It is possible to identify subjects of photographs without the benefit of a full name given, of course. I've done it before, myself. And I'm not the only one to try my hand at this—witness the popularity of speaker and author Maureen Taylor, the Photo Detective. Maureen provides tips—not to mention, full courses—on how to examine the details in a photograph for hints on your family's story. Her blog often includes examples of how she analyses the elements of a mystery photo.
While I'm no Maureen Taylor, I did notice a few details about the photograph I shared with you yesterday. For one thing, while I couldn't quite make out the studio's name embossed in fancy print on the picture's border, the address was quite readable: 1107 F St. NW in Washington, D.C.
I checked on Ancestry.com for city directories for Washington, D.C., to see if I could confirm what the full name of the studio was, as the script was so ornate that I couldn't determine all the letters. In a transcription of the 1890 city directory, I was able to enter the address in the search box, which brought up several names of individuals: Harry F. Palmer, Jane P. Palmer (widow of William H.), and Dawson A. Blanchard. Even using a wildcard symbol for the photographer's name, though, I couldn't bring up any promising results.

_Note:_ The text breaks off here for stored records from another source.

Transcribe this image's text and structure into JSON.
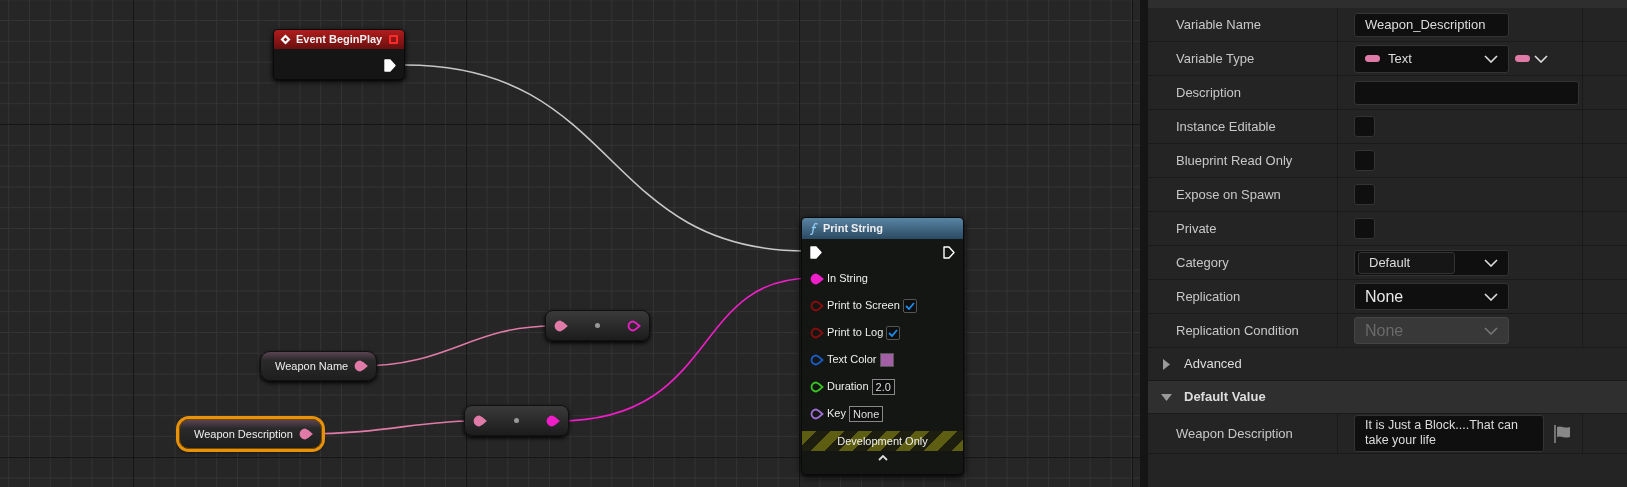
{
  "graph": {
    "event_node": {
      "title": "Event BeginPlay"
    },
    "variable_nodes": [
      {
        "label": "Weapon Name",
        "selected": false
      },
      {
        "label": "Weapon Description",
        "selected": true
      }
    ],
    "print_node": {
      "title": "Print String",
      "pins": [
        {
          "kind": "text",
          "label": "In String",
          "color": "#f01ec8"
        },
        {
          "kind": "checkbox",
          "label": "Print to Screen",
          "color": "#8a0d0d",
          "checked": true
        },
        {
          "kind": "checkbox",
          "label": "Print to Log",
          "color": "#8a0d0d",
          "checked": true
        },
        {
          "kind": "swatch",
          "label": "Text Color",
          "color": "#1a5cc8",
          "swatch": {
            "color": "#a35fa6"
          }
        },
        {
          "kind": "input",
          "label": "Duration",
          "color": "#38c81e",
          "value": "2.0"
        },
        {
          "kind": "input",
          "label": "Key",
          "color": "#a070d8",
          "value": "None"
        }
      ],
      "footer": "Development Only"
    }
  },
  "details": {
    "rows": [
      {
        "kind": "text_field",
        "label": "Variable Name",
        "value": "Weapon_Description"
      },
      {
        "kind": "type_select",
        "label": "Variable Type",
        "value": "Text"
      },
      {
        "kind": "text_field",
        "label": "Description"
      },
      {
        "kind": "checkbox",
        "label": "Instance Editable",
        "checked": false
      },
      {
        "kind": "checkbox",
        "label": "Blueprint Read Only",
        "checked": false
      },
      {
        "kind": "checkbox",
        "label": "Expose on Spawn",
        "checked": false
      },
      {
        "kind": "checkbox",
        "label": "Private",
        "checked": false
      },
      {
        "kind": "combo",
        "label": "Category",
        "value": "Default"
      },
      {
        "kind": "select",
        "label": "Replication",
        "value": "None",
        "disabled": false
      },
      {
        "kind": "select",
        "label": "Replication Condition",
        "value": "None",
        "disabled": true
      },
      {
        "kind": "section",
        "label": "Advanced",
        "expanded": false
      },
      {
        "kind": "section",
        "label": "Default Value",
        "expanded": true
      },
      {
        "kind": "multiline",
        "label": "Weapon Description",
        "value": "It is Just a Block....That can take your life"
      }
    ]
  }
}
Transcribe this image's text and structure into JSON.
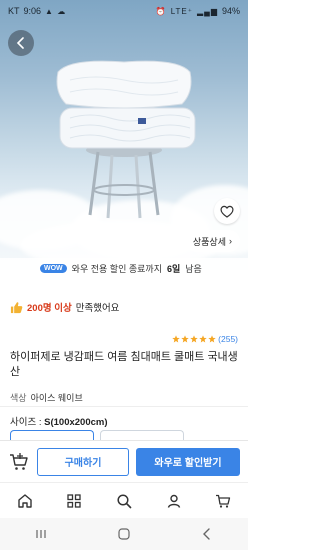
{
  "status_bar": {
    "carrier": "KT",
    "time": "9:06",
    "network": "LTE⁺",
    "battery": "94%"
  },
  "hero": {
    "detail_label": "상품상세",
    "slide_count": 5,
    "active_slide": 1
  },
  "promo": {
    "badge": "WOW",
    "text_prefix": "와우 전용 할인 종료까지",
    "days": "6일",
    "text_suffix": "남음"
  },
  "product": {
    "satisfaction_count": "200명 이상",
    "satisfaction_text": "만족했어요",
    "rating_stars": 5,
    "review_count": "(255)",
    "title": "하이퍼제로 냉감패드 여름 침대매트 쿨매트 국내생산",
    "color_label": "색상",
    "color_value": "아이스 웨이브",
    "size_label": "사이즈 :",
    "size_value": "S(100x200cm)"
  },
  "purchase_bar": {
    "buy_label": "구매하기",
    "wow_label": "와우로 할인받기"
  },
  "icons": {
    "back": "back-arrow-icon",
    "heart": "heart-icon",
    "cart": "cart-add-icon",
    "home": "home-icon",
    "category": "category-grid-icon",
    "search": "search-icon",
    "mypage": "person-icon",
    "cart_nav": "cart-icon"
  },
  "colors": {
    "accent": "#3a84e6",
    "satisfaction": "#d83a1a"
  }
}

What if the photograph was taken later than the date of the city directory? I tried my hand at another directory—this time, not a transcription, but a digital copy of the actual volume, covering the year 1900—and looked under business listings for photographers. If I had to hunt and peck my way through the directory for every name ending in —alee, I was willing to do that.
As it turned out, that wasn't necessary. At the end of the listing for photographers, on the top of the last page, I found an entry for William H. Stalee, a photographer whose address was listed as "1107 F nw."
Great. Now we've identified the photographer. But that doesn't necessarily mean the subject of the picture lived in the area. While I'm not sure the clues about this woman will lead us to her identity, there were a few items to mull over in this quest. First, as Wendy mentioned in her comment yesterday, the woman's mortar board featured two curious initials: M C. While those initials could possibly signify the college where the woman graduated, it was not likely one established in Washington, D.C., based on a cursory search through a list of current and recently-closed colleges.
Still, the college didn't necessarily need to be located in Washington, D.C., itself. While the first assumption might have been that this woman was a graduate of a school in the nation's capital, that idea would also indicate a relatively young person. Looking at a closeup of our subject's face—the thin lines beneath her eyes could signify some aging (or a very tired graduate)—leads me to believe she was older than the typical college student. Could she have been an instructor, wearing the graduation garb of her alma mater for another school's graduation ceremonies?
No matter what the possibilities for the story behind this photograph, one thing stands out to me: no matter where this woman graduated, if she were graduating from a college in the time period in which that photograph studio was in operation, she would be a rare woman, indeed. If we could determine the college and access a list of graduates for that time period, we'd have relatively few choices for possible names for our subject.